Collected data
+--

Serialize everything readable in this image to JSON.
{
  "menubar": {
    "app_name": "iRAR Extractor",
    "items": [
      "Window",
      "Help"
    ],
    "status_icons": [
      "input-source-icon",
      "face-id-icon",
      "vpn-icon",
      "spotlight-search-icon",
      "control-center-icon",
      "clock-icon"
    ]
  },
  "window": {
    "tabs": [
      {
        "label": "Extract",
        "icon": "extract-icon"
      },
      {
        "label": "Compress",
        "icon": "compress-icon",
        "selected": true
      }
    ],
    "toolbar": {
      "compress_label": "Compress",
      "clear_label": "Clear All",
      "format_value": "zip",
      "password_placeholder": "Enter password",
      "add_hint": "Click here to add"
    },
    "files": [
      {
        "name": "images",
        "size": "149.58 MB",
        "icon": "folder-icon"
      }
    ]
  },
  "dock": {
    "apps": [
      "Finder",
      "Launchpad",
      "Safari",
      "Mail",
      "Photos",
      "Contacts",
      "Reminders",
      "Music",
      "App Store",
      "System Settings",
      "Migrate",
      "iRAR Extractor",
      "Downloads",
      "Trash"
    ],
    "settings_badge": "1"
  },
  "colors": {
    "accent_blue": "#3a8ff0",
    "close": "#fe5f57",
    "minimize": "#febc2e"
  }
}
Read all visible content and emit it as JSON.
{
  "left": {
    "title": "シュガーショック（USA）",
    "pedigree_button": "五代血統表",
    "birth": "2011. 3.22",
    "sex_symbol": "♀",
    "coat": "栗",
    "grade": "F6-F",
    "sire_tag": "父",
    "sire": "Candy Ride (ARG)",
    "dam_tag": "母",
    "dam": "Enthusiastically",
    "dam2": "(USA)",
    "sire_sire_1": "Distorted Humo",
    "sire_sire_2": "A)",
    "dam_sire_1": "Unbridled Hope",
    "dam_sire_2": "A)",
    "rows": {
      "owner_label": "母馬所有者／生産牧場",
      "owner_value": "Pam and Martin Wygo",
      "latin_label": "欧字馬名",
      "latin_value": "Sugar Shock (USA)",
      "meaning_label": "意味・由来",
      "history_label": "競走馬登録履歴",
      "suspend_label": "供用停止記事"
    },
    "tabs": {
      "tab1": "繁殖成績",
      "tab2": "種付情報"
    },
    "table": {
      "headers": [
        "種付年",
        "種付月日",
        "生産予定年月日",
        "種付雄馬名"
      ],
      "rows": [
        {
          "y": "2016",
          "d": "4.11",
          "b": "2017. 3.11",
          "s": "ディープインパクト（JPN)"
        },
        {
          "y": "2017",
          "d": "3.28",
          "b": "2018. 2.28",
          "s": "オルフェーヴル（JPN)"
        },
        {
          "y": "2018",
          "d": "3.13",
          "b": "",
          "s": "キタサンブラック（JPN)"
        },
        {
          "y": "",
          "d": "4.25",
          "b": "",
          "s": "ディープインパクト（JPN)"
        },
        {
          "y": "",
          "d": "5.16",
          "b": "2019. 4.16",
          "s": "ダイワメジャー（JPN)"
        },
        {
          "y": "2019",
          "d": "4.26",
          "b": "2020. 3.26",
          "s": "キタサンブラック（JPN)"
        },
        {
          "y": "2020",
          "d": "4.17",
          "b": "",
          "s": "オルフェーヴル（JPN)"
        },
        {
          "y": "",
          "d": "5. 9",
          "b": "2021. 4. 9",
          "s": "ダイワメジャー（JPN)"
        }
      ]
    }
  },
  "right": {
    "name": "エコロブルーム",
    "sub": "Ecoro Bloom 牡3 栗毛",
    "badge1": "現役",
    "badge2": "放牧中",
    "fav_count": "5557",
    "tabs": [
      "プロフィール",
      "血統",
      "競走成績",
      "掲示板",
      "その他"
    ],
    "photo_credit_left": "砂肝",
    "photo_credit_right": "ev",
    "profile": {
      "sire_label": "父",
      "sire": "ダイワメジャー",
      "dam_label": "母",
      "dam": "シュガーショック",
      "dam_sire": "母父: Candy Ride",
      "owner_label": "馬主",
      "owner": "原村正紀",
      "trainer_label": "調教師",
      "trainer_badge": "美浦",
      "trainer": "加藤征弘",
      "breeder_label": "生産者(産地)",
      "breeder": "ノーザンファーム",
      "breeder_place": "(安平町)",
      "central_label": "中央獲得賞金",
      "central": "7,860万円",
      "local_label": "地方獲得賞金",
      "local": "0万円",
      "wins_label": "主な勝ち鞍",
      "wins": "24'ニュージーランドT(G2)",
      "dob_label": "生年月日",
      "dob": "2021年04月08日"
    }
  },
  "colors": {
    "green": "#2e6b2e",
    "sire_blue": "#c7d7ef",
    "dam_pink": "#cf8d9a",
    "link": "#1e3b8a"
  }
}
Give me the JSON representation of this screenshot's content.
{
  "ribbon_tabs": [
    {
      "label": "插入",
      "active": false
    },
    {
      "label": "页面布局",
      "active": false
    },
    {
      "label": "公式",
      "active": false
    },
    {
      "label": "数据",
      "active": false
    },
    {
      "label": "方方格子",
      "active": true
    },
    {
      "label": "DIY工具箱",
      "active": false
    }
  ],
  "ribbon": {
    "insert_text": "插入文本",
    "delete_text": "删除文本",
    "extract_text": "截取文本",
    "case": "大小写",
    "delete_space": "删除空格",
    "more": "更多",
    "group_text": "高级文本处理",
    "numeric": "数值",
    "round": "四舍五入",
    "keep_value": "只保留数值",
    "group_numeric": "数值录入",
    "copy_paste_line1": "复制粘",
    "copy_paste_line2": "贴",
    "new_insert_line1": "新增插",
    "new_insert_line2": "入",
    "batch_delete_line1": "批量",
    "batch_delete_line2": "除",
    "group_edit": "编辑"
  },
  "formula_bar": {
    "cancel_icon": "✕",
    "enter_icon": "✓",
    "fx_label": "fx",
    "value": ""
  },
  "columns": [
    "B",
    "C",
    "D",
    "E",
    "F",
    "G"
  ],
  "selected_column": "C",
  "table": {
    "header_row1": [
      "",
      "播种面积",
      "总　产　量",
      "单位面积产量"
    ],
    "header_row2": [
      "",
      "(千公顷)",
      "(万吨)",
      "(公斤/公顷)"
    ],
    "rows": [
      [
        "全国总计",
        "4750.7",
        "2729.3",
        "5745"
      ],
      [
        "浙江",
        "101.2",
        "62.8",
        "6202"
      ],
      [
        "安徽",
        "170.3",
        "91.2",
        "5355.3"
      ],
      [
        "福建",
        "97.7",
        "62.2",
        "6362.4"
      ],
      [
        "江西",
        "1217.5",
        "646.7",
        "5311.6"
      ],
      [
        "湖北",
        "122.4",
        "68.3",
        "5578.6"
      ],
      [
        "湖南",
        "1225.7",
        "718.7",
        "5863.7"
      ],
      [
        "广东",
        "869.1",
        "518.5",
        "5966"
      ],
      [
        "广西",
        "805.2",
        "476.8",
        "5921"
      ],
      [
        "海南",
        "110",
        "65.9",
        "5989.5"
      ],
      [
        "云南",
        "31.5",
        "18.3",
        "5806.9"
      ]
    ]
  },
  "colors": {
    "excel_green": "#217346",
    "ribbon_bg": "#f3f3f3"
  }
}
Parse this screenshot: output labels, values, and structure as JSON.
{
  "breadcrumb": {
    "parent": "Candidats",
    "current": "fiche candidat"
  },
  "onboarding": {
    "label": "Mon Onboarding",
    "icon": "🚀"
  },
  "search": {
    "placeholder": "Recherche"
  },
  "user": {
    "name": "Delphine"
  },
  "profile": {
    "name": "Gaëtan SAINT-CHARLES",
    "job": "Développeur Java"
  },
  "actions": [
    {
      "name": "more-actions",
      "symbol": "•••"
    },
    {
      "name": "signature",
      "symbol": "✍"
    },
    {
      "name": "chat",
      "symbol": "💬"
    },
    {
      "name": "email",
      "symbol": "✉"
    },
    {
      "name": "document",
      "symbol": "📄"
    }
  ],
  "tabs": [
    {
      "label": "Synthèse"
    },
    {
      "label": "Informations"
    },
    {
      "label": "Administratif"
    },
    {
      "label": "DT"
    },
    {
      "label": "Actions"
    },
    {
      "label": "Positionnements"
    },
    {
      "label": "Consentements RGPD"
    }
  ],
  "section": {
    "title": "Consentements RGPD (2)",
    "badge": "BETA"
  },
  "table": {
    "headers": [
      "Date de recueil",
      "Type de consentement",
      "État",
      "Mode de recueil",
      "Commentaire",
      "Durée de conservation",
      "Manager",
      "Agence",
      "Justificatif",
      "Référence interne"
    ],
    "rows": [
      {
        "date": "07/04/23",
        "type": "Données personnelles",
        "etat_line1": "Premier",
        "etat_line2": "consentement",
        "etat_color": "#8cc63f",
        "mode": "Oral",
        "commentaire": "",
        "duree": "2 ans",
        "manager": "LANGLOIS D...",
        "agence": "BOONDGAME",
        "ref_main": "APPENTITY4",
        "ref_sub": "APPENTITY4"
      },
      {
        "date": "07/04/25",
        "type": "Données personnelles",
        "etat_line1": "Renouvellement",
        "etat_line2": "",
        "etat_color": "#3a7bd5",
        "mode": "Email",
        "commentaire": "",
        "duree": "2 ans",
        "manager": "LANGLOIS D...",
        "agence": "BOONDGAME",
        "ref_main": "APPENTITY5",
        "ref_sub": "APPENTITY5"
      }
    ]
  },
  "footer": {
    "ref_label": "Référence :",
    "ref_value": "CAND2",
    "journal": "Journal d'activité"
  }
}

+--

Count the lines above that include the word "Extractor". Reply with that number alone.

2